before_action specifically, is that they're used by developers to DRY up code prematurely. Often times, code that is inside a
before_action callback will need to be changed slightly for each controller action as a feature is expanded. This turns the
before_action method from a simple 1 line ActiveRecord query into a 20 line conditional that is extremely hard to parse.
We're much more comfortable repeating the query inside each controller action, so if changes do need to be made to one specific controller action, there's no need for any messy conditionals.
As a project evolves and adds dependencies and setup, it's very easy for a README to become out of date. In our READMEs, we include information on how to setup the app, how to run tests and linters, how to deploy to staging and production, and information on any other scripts that need to be run regularly.

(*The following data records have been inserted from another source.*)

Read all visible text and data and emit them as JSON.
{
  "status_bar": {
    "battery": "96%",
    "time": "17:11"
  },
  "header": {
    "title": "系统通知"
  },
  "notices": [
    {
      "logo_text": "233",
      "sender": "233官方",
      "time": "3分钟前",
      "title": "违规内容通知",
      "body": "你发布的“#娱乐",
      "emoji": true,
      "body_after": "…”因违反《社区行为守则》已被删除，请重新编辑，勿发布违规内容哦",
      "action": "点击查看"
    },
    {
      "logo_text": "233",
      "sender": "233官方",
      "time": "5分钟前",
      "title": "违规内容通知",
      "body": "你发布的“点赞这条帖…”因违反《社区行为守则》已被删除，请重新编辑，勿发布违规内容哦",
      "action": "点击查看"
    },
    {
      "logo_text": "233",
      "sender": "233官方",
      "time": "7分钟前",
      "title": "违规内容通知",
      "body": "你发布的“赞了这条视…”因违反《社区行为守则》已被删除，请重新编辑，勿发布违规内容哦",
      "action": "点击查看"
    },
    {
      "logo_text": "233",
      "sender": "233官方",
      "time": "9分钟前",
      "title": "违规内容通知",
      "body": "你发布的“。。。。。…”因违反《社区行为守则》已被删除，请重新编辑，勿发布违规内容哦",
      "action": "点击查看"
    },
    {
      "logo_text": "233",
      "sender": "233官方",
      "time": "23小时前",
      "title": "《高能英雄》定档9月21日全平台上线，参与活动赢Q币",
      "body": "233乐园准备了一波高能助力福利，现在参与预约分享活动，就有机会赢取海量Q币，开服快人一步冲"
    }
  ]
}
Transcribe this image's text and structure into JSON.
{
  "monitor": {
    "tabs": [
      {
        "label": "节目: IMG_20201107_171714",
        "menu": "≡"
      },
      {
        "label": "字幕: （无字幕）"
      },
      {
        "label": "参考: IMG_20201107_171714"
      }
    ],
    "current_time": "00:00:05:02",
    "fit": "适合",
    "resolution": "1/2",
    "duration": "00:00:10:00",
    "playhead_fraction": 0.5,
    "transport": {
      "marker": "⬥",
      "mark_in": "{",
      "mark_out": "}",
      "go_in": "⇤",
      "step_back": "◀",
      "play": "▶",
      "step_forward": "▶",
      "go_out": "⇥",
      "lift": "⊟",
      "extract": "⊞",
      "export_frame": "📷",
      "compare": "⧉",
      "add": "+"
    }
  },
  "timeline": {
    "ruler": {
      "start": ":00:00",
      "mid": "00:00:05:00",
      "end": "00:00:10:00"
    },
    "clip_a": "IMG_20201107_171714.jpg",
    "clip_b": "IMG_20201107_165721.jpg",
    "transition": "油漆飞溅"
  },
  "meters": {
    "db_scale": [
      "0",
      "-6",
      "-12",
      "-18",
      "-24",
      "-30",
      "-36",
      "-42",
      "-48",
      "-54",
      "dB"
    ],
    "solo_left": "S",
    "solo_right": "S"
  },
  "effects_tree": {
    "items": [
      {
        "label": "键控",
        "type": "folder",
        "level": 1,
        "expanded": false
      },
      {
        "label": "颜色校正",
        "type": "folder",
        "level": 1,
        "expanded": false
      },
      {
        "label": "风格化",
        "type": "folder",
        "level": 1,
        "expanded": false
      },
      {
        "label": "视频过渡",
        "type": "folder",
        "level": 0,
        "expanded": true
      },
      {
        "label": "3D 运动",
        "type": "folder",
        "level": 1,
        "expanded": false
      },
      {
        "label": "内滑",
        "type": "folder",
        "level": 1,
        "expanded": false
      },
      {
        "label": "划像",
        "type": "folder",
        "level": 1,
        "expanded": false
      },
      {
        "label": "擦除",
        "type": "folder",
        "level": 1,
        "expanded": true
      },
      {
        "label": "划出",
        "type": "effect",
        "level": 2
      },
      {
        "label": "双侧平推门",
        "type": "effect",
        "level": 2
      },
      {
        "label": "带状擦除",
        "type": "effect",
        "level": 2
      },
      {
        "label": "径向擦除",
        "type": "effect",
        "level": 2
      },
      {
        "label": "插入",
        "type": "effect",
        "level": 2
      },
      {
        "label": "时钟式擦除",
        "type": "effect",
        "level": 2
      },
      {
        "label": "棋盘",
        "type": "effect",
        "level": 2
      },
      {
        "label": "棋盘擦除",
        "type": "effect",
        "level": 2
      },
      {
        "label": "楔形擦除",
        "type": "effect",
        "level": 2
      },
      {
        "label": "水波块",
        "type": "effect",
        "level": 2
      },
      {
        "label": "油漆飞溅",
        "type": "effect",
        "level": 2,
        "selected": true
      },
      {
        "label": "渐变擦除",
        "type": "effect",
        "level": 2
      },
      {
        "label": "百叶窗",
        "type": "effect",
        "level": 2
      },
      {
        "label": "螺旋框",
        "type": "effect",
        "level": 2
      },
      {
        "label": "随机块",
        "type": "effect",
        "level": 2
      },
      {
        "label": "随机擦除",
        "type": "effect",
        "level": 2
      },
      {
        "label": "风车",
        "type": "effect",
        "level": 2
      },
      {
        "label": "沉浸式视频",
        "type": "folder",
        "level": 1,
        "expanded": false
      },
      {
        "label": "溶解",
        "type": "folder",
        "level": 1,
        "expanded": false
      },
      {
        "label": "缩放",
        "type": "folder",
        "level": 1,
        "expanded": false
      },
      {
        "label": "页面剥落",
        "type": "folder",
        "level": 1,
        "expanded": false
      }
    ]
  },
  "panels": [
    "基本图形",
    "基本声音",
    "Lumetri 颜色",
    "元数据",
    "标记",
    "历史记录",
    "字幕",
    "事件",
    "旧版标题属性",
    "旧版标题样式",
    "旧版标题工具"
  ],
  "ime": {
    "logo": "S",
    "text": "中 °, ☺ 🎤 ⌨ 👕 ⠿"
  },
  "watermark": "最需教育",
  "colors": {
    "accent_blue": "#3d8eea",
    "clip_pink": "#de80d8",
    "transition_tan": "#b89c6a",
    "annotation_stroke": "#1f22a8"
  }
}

Ideally, all of this information should be updated when any of these processes change, but this can sometimes be forgotten. To ensure everything in the README is correct, whenever a new developer starts on one of our projects, we have them try to set up the project without interacting with other team members, only using the README. If they run into any problems or need to ask questions to a developer already on the project, we immediately update the README, and let them continue through the process until we confirm everything is correct. This gives us an easy way to check the documentation at least every few months.
We follow the 100 line file limit as a general rule of thumb in all of our projects, and one place where file length can quickly spiral out of control is with HTML views. All it takes is a few conditionals and a few sets of nested bootstrap divs, and a view becomes hard to understand without spending an hour or more doing line by line analysis.
To counter this, we use view partials whenever possible to logically break up long view files into easily understandable pieces. Sometimes developers new to Rails are hesitant to create views outside of the standard REST actions (show, index, new, etc.), but we've found separating views into custom folders and files makes our HTML much more understandable.
One important thing to keep in mind when using view partials is to never depend on a global instance variable inside the partial and always pass variables you need into the partial's render statement explicitly. Down the road, if you decide to reuse a partial inside a separate view, depending on an instance variable from a controller method can lead to both bugs from a missing variable or bad controller design by adding extra instance variables to a controller method.
A final anti-pattern I've noticed with new developers is a tendency to use gems instead of creating their own classes and database tables. I encountered an example of this recently where a junior developer was building a messaging feature between users. Their first instinct was to look for gems to implement this feature and they found the mailboxer gem. Mailboxer is a fairly complex gem which will build a full mailbox system (4 database tables with 10+ fields each) with features such as inbox, outbox, read receipts, etc.
These extra features were all overkill for the project we were building and would have added a ton of extra complexity to our small messaging feature. After talking through the problem together, we agreed on taking a simpler approach where we created our own Messages database table which had a sender and receiver and a single content field to store the message itself.
The junior developer mentioned not trusting their own ability to create a new database table, which is a common theme with newer developers. Adding a new gem to the Gemfile and running a generation script can seem like it's always a better option when you're inexperienced, but even if the gem is written by a more experienced developer, gems can introduce lots of unnecessary complexity which weigh down your app over time.
Technical debt is a growing concern in custom software development, especially for those that are taking over legacy projects. If that sounds familiar and you need some help, read our guide for successfully inheriting a legacy rails project here. If you need help getting started with a custom software development project or need help navigating the digital transformation, contact us.